If you have written to your landlord telling them about the problem and they have not done anything, you need further help.
It may be possible to take legal action against your landlord to force them to carry out repairs or to compensate you.
If you think the conditions are putting your health at risk, you can report a disrepair to the council, who can assess whether your home is safe and take action if it is not.
After inspecting your home, we will take action. The action we take will depend on the kind of problem you have, but if we find conditions that are a risk to your health, it is likely that we will issue a formal notice to the landlord.
Most landlords want to know as soon as something needs fixing and want to fix things as promptly. Always tell your landlord when something needs repairing.
When you ask your landlord to make repairs, you must ask in writing - even if that is an email or text - and keep a copy.
If your landlord needs to get into the property to inspect it and do repairs, they should give you at least 24-hours written notice and arrange a suitable time to visit (unless there's an emergency).
You must allow them at least 14 days to let you know what they are going to do about the problems. If they don’t respond or their response isn’t satisfactory then it’s time to contact the council using the online reporting form.

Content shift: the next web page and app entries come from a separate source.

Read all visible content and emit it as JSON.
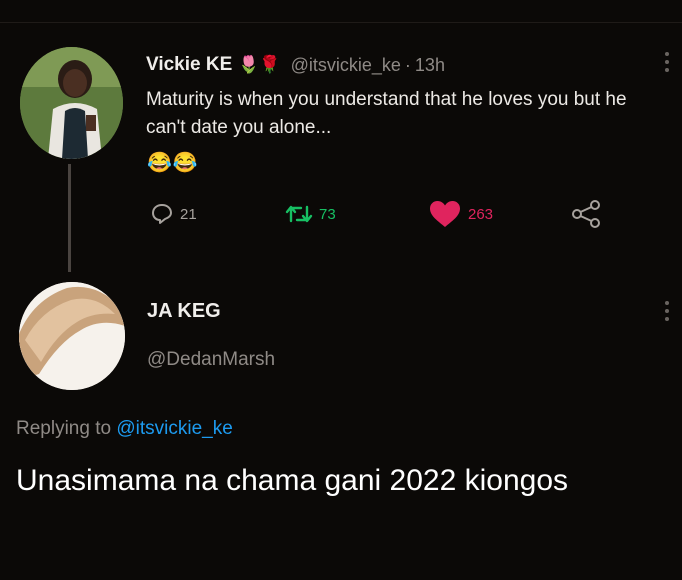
{
  "tweet": {
    "author_name": "Vickie KE",
    "author_emojis": "🌷🌹",
    "handle": "@itsvickie_ke",
    "separator": "·",
    "time": "13h",
    "text": "Maturity is when you understand that he loves you but he can't date you alone...",
    "emojis": "😂😂",
    "actions": {
      "replies": "21",
      "retweets": "73",
      "likes": "263"
    }
  },
  "reply": {
    "author_name": "JA KEG",
    "handle": "@DedanMarsh",
    "replying_prefix": "Replying to",
    "replying_handle": "@itsvickie_ke",
    "text": "Unasimama na chama gani 2022 kiongos"
  },
  "colors": {
    "background": "#0b0907",
    "retweet": "#17bf63",
    "like": "#e0245e",
    "mention": "#1d9bf0",
    "muted": "#8f8a86"
  },
  "icons": [
    "reply-icon",
    "retweet-icon",
    "heart-icon",
    "share-icon",
    "more-icon"
  ]
}
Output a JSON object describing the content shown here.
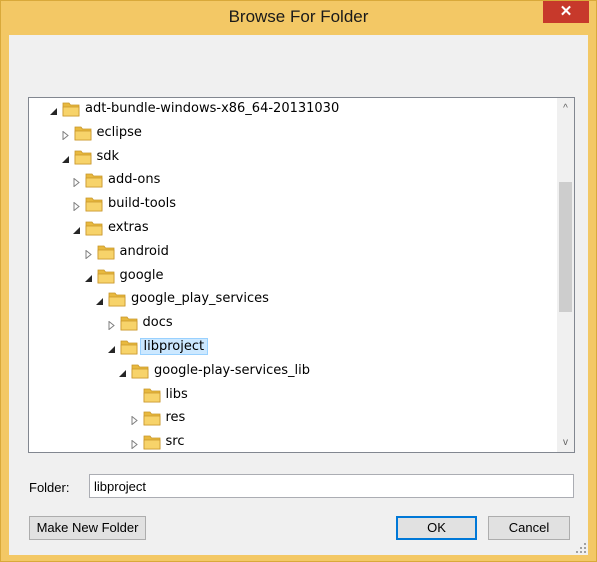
{
  "window": {
    "title": "Browse For Folder",
    "close_glyph": "✕"
  },
  "tree": {
    "items": [
      {
        "label": "adt-bundle-windows-x86_64-20131030",
        "expanded": true,
        "depth": 0,
        "selected": false,
        "expander": "expanded"
      },
      {
        "label": "eclipse",
        "expanded": false,
        "depth": 1,
        "selected": false,
        "expander": "collapsed"
      },
      {
        "label": "sdk",
        "expanded": true,
        "depth": 1,
        "selected": false,
        "expander": "expanded"
      },
      {
        "label": "add-ons",
        "expanded": false,
        "depth": 2,
        "selected": false,
        "expander": "collapsed"
      },
      {
        "label": "build-tools",
        "expanded": false,
        "depth": 2,
        "selected": false,
        "expander": "collapsed"
      },
      {
        "label": "extras",
        "expanded": true,
        "depth": 2,
        "selected": false,
        "expander": "expanded"
      },
      {
        "label": "android",
        "expanded": false,
        "depth": 3,
        "selected": false,
        "expander": "collapsed"
      },
      {
        "label": "google",
        "expanded": true,
        "depth": 3,
        "selected": false,
        "expander": "expanded"
      },
      {
        "label": "google_play_services",
        "expanded": true,
        "depth": 4,
        "selected": false,
        "expander": "expanded"
      },
      {
        "label": "docs",
        "expanded": false,
        "depth": 5,
        "selected": false,
        "expander": "collapsed"
      },
      {
        "label": "libproject",
        "expanded": true,
        "depth": 5,
        "selected": true,
        "expander": "expanded"
      },
      {
        "label": "google-play-services_lib",
        "expanded": true,
        "depth": 6,
        "selected": false,
        "expander": "expanded"
      },
      {
        "label": "libs",
        "expanded": false,
        "depth": 7,
        "selected": false,
        "expander": "none"
      },
      {
        "label": "res",
        "expanded": false,
        "depth": 7,
        "selected": false,
        "expander": "collapsed"
      },
      {
        "label": "src",
        "expanded": false,
        "depth": 7,
        "selected": false,
        "expander": "collapsed"
      }
    ]
  },
  "scrollbar": {
    "up_glyph": "^",
    "down_glyph": "v"
  },
  "folder_field": {
    "label": "Folder:",
    "value": "libproject"
  },
  "buttons": {
    "make_new_folder": "Make New Folder",
    "ok": "OK",
    "cancel": "Cancel"
  },
  "colors": {
    "title_bar": "#f3c865",
    "close_button": "#c7392b",
    "selection": "#cce8ff",
    "folder_yellow": "#f7d36a"
  },
  "icons": {
    "folder": "folder-icon",
    "expanded": "triangle-expanded-icon",
    "collapsed": "triangle-collapsed-icon",
    "close": "close-icon",
    "grip": "resize-grip-icon"
  }
}
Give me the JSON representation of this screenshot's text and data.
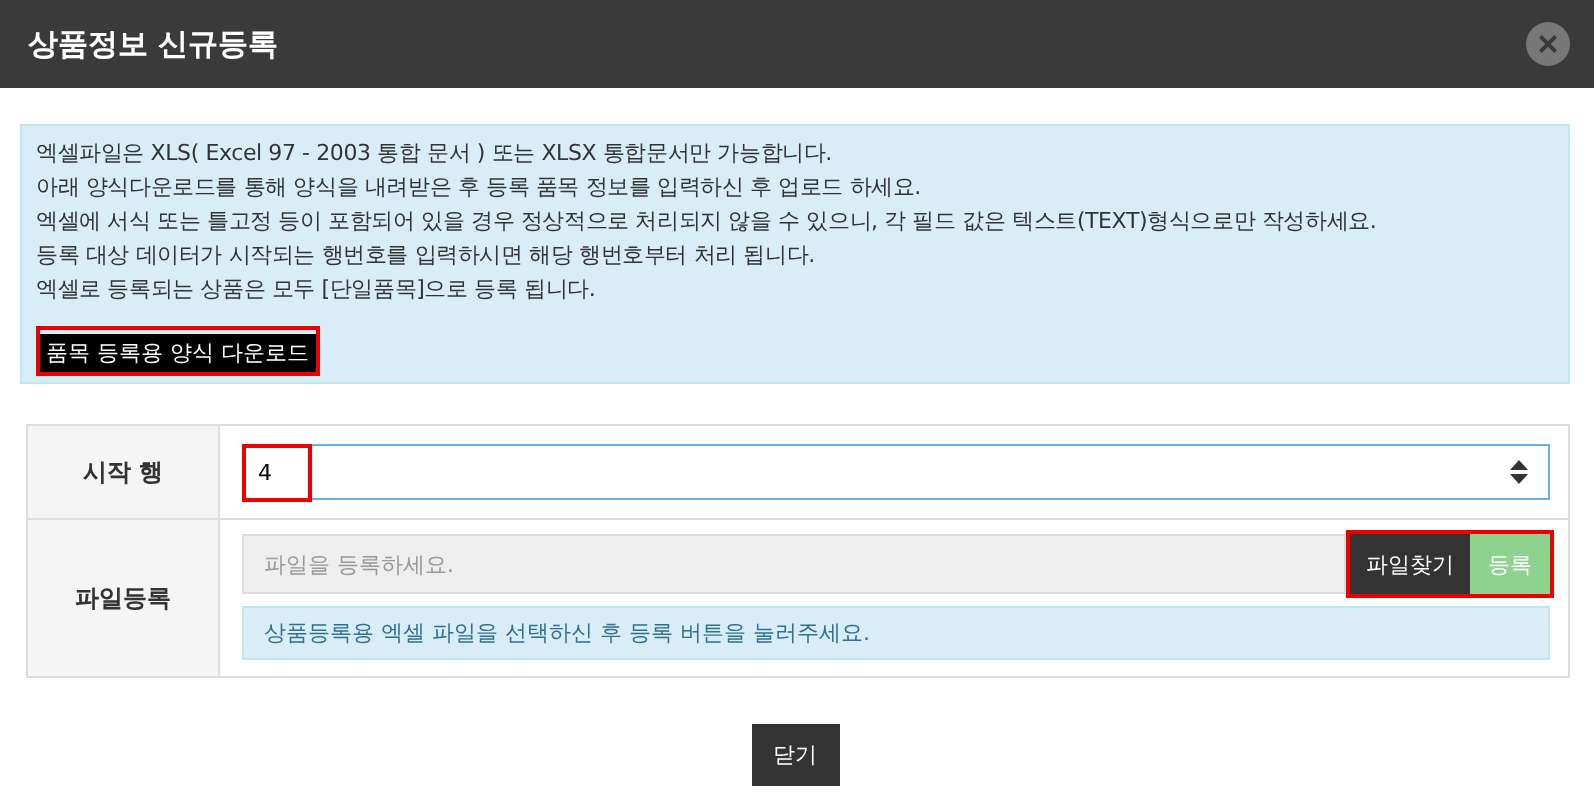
{
  "window": {
    "title": "상품정보 신규등록",
    "close_label": "×"
  },
  "notice": {
    "lines": [
      "엑셀파일은 XLS( Excel 97 - 2003 통합 문서 ) 또는 XLSX 통합문서만 가능합니다.",
      "아래 양식다운로드를 통해 양식을 내려받은 후 등록 품목 정보를 입력하신 후 업로드 하세요.",
      "엑셀에 서식 또는 틀고정 등이 포함되어 있을 경우 정상적으로 처리되지 않을 수 있으니, 각 필드 값은 텍스트(TEXT)형식으로만 작성하세요.",
      "등록 대상 데이터가 시작되는 행번호를 입력하시면 해당 행번호부터 처리 됩니다.",
      "엑셀로 등록되는 상품은 모두 [단일품목]으로 등록 됩니다."
    ],
    "download_button": {
      "label": "품목 등록용 양식 다운로드",
      "highlighted": true
    }
  },
  "form": {
    "start_row": {
      "label": "시작 행",
      "value": "4",
      "highlighted": true
    },
    "file": {
      "label": "파일등록",
      "placeholder": "파일을 등록하세요.",
      "buttons_highlighted": true,
      "browse_button": "파일찾기",
      "register_button": "등록",
      "hint": "상품등록용 엑셀 파일을 선택하신 후 등록 버튼을 눌러주세요."
    }
  },
  "buttons": [
    "닫기"
  ]
}
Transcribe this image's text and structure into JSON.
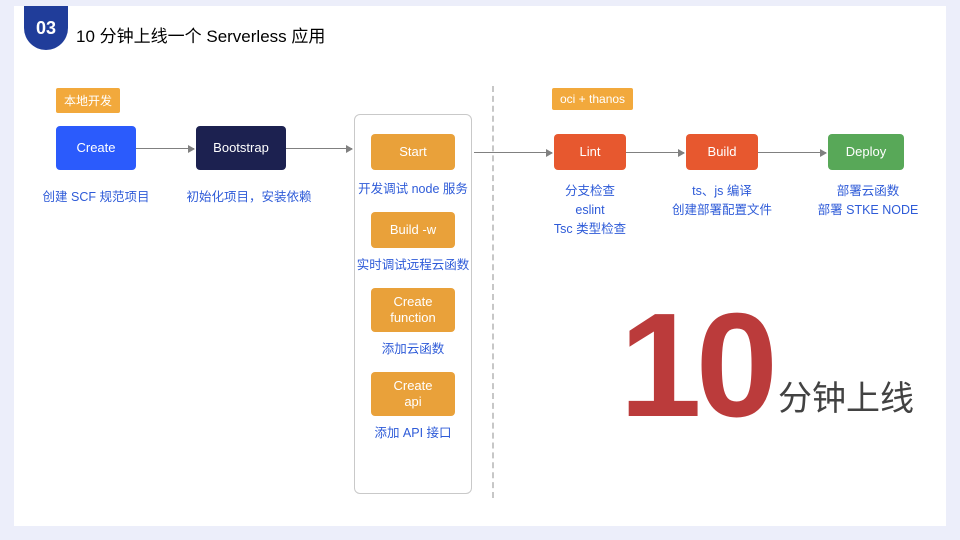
{
  "header": {
    "number": "03",
    "title": "10 分钟上线一个 Serverless 应用"
  },
  "tags": {
    "left": "本地开发",
    "right": "oci + thanos"
  },
  "nodes": {
    "create": {
      "label": "Create",
      "caption": "创建 SCF 规范项目"
    },
    "boot": {
      "label": "Bootstrap",
      "caption": "初始化项目，安装依赖"
    },
    "start": {
      "label": "Start",
      "caption": "开发调试 node 服务"
    },
    "buildw": {
      "label": "Build -w",
      "caption": "实时调试远程云函数"
    },
    "cfunc": {
      "label": "Create\nfunction",
      "caption": "添加云函数"
    },
    "capi": {
      "label": "Create\napi",
      "caption": "添加 API 接口"
    },
    "lint": {
      "label": "Lint",
      "caption": "分支检查\neslint\nTsc 类型检查"
    },
    "build": {
      "label": "Build",
      "caption": "ts、js 编译\n创建部署配置文件"
    },
    "deploy": {
      "label": "Deploy",
      "caption": "部署云函数\n部署 STKE NODE"
    }
  },
  "callout": {
    "number": "10",
    "text": "分钟上线"
  },
  "colors": {
    "badge": "#203d9a",
    "create": "#2b5bfc",
    "bootstrap": "#1c2150",
    "amber": "#e9a13a",
    "orange": "#e7582f",
    "green": "#58a858",
    "link": "#2e5bd8",
    "callout_num": "#bb3b3b"
  }
}
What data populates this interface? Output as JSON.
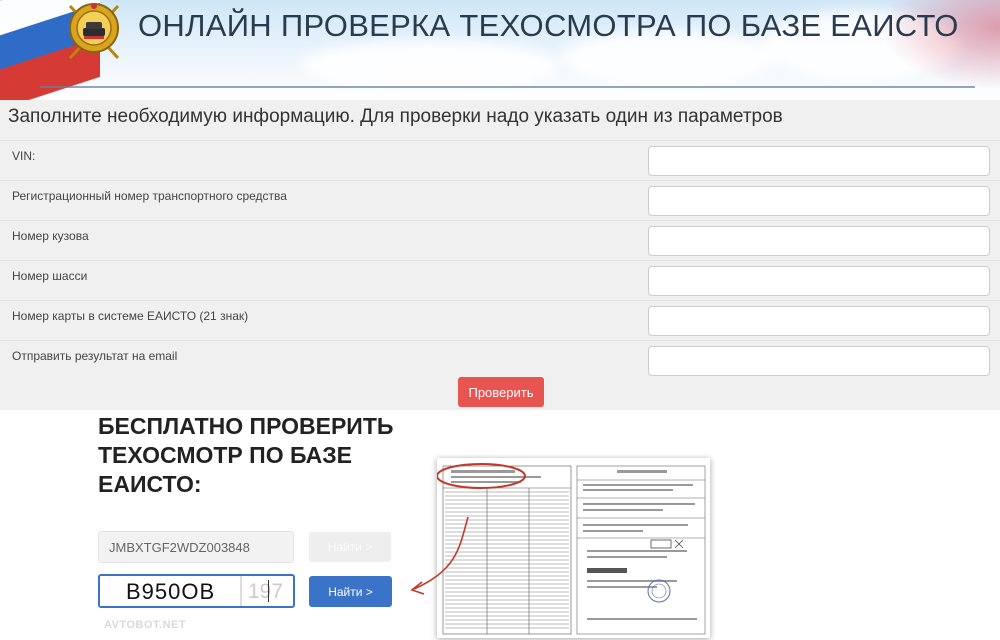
{
  "header": {
    "title": "ОНЛАЙН ПРОВЕРКА ТЕХОСМОТРА ПО БАЗЕ ЕАИСТО",
    "emblem_icon": "traffic-police-emblem-icon"
  },
  "form": {
    "heading": "Заполните необходимую информацию. Для проверки надо указать один из параметров",
    "fields": [
      {
        "label": "VIN:",
        "value": ""
      },
      {
        "label": "Регистрационный номер транспортного средства",
        "value": ""
      },
      {
        "label": "Номер кузова",
        "value": ""
      },
      {
        "label": "Номер шасси",
        "value": ""
      },
      {
        "label": "Номер карты в системе ЕАИСТО (21 знак)",
        "value": ""
      },
      {
        "label": "Отправить результат на email",
        "value": ""
      }
    ],
    "submit_label": "Проверить",
    "submit_color": "#e85450"
  },
  "promo": {
    "title_lines": [
      "БЕСПЛАТНО ПРОВЕРИТЬ",
      "ТЕХОСМОТР ПО БАЗЕ",
      "ЕАИСТО:"
    ],
    "vin_value": "JMBXTGF2WDZ003848",
    "find_disabled_label": "Найти >",
    "plate_number": "В950ОВ",
    "plate_region": "197",
    "find_label": "Найти >",
    "find_color": "#3a73c8",
    "watermark": "AVTOBOT.NET",
    "document_icon": "diagnostic-card-document-icon",
    "arrow_icon": "curved-arrow-icon"
  }
}
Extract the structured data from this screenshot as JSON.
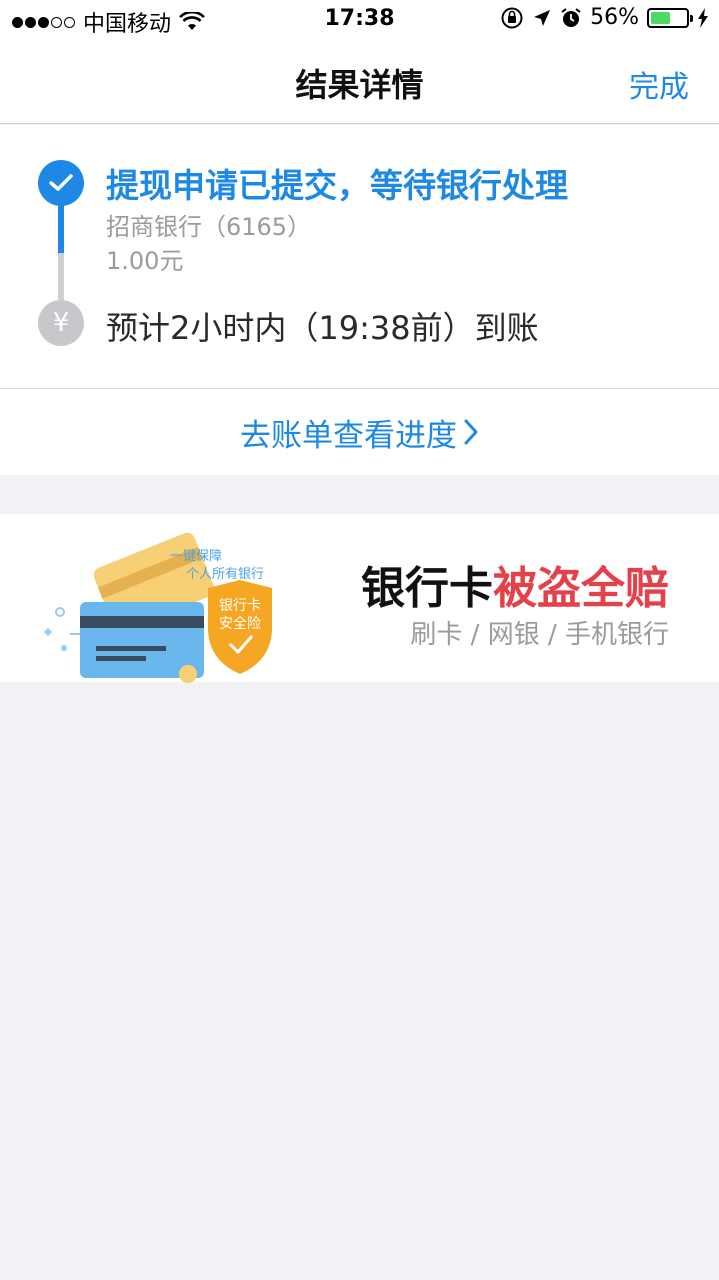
{
  "status_bar": {
    "carrier": "中国移动",
    "time": "17:38",
    "battery": "56%",
    "battery_level": 0.56
  },
  "nav": {
    "title": "结果详情",
    "done": "完成"
  },
  "progress": {
    "step1_title": "提现申请已提交，等待银行处理",
    "step1_bank": "招商银行（6165）",
    "step1_amount": "1.00元",
    "step2_text": "预计2小时内（19:38前）到账",
    "yen_symbol": "¥"
  },
  "link": {
    "label": "去账单查看进度"
  },
  "banner": {
    "art_line1": "一键保障",
    "art_line2": "个人所有银行",
    "badge_line1": "银行卡",
    "badge_line2": "安全险",
    "headline_black": "银行卡",
    "headline_red": "被盗全赔",
    "subtitle": "刷卡 / 网银 / 手机银行"
  },
  "colors": {
    "accent": "#1e88e5",
    "red": "#e5414b",
    "background": "#f2f2f6"
  }
}
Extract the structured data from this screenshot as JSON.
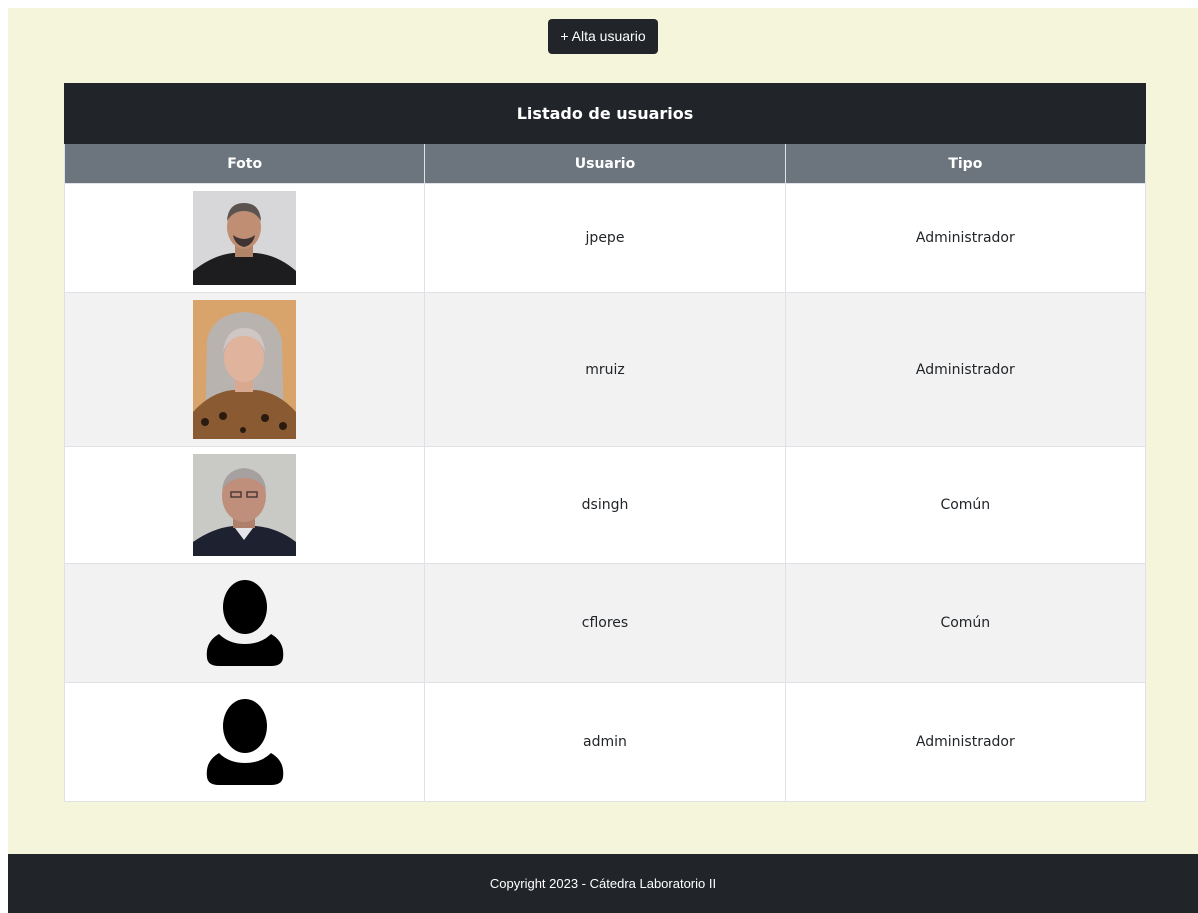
{
  "toolbar": {
    "add_user_label": "+ Alta usuario"
  },
  "table": {
    "caption": "Listado de usuarios",
    "columns": [
      "Foto",
      "Usuario",
      "Tipo"
    ],
    "rows": [
      {
        "photo": "photo-man-gray-hair",
        "usuario": "jpepe",
        "tipo": "Administrador"
      },
      {
        "photo": "photo-woman-gray-hair",
        "usuario": "mruiz",
        "tipo": "Administrador"
      },
      {
        "photo": "photo-man-bald",
        "usuario": "dsingh",
        "tipo": "Común"
      },
      {
        "photo": "user-placeholder-icon",
        "usuario": "cflores",
        "tipo": "Común"
      },
      {
        "photo": "user-placeholder-icon",
        "usuario": "admin",
        "tipo": "Administrador"
      }
    ]
  },
  "footer": {
    "text": "Copyright 2023 - Cátedra Laboratorio II"
  },
  "colors": {
    "page_background": "#f5f5dc",
    "dark": "#212529",
    "table_header": "#6c757d",
    "row_alt": "#f2f2f2"
  }
}
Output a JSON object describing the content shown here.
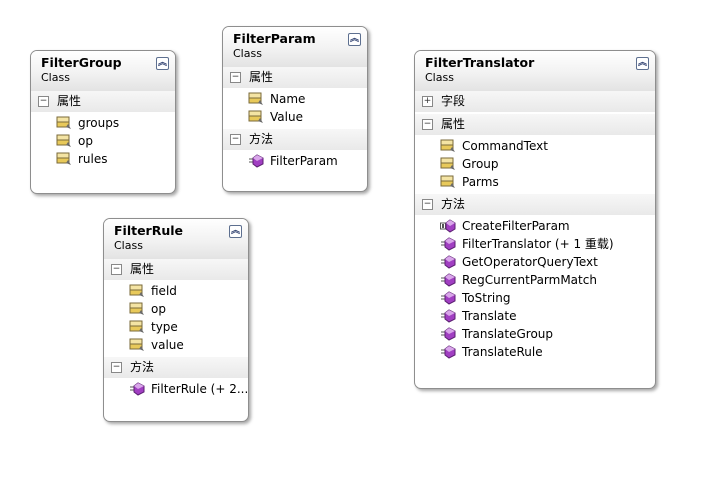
{
  "boxes": {
    "filtergroup": {
      "title": "FilterGroup",
      "kind": "Class",
      "sections": [
        {
          "label": "属性",
          "items": [
            "groups",
            "op",
            "rules"
          ]
        }
      ]
    },
    "filterparam": {
      "title": "FilterParam",
      "kind": "Class",
      "sections": [
        {
          "label": "属性",
          "items": [
            "Name",
            "Value"
          ]
        },
        {
          "label": "方法",
          "items": [
            "FilterParam"
          ]
        }
      ]
    },
    "filterrule": {
      "title": "FilterRule",
      "kind": "Class",
      "sections": [
        {
          "label": "属性",
          "items": [
            "field",
            "op",
            "type",
            "value"
          ]
        },
        {
          "label": "方法",
          "items": [
            "FilterRule (+ 2..."
          ]
        }
      ]
    },
    "filtertranslator": {
      "title": "FilterTranslator",
      "kind": "Class",
      "sections": [
        {
          "label": "字段",
          "items": []
        },
        {
          "label": "属性",
          "items": [
            "CommandText",
            "Group",
            "Parms"
          ]
        },
        {
          "label": "方法",
          "items": [
            "CreateFilterParam",
            "FilterTranslator (+ 1 重载)",
            "GetOperatorQueryText",
            "RegCurrentParmMatch",
            "ToString",
            "Translate",
            "TranslateGroup",
            "TranslateRule"
          ]
        }
      ]
    }
  },
  "icons": {
    "collapse": "double-chevron-up-icon",
    "expanded": "minus-toggle-icon",
    "collapsed": "plus-toggle-icon",
    "property": "property-icon",
    "method": "method-icon",
    "static_method": "static-method-icon"
  },
  "colors": {
    "method_purple": "#a13fc2",
    "property_yellow": "#e8c95a",
    "border_gray": "#8e8e8e"
  }
}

The council will assess the issues found and if they present an unreasonable risk to health and safety then the council will take action to remedy those issues. Following the process of notifying your landlord in this way before contacting the council helps prevent a revenge eviction.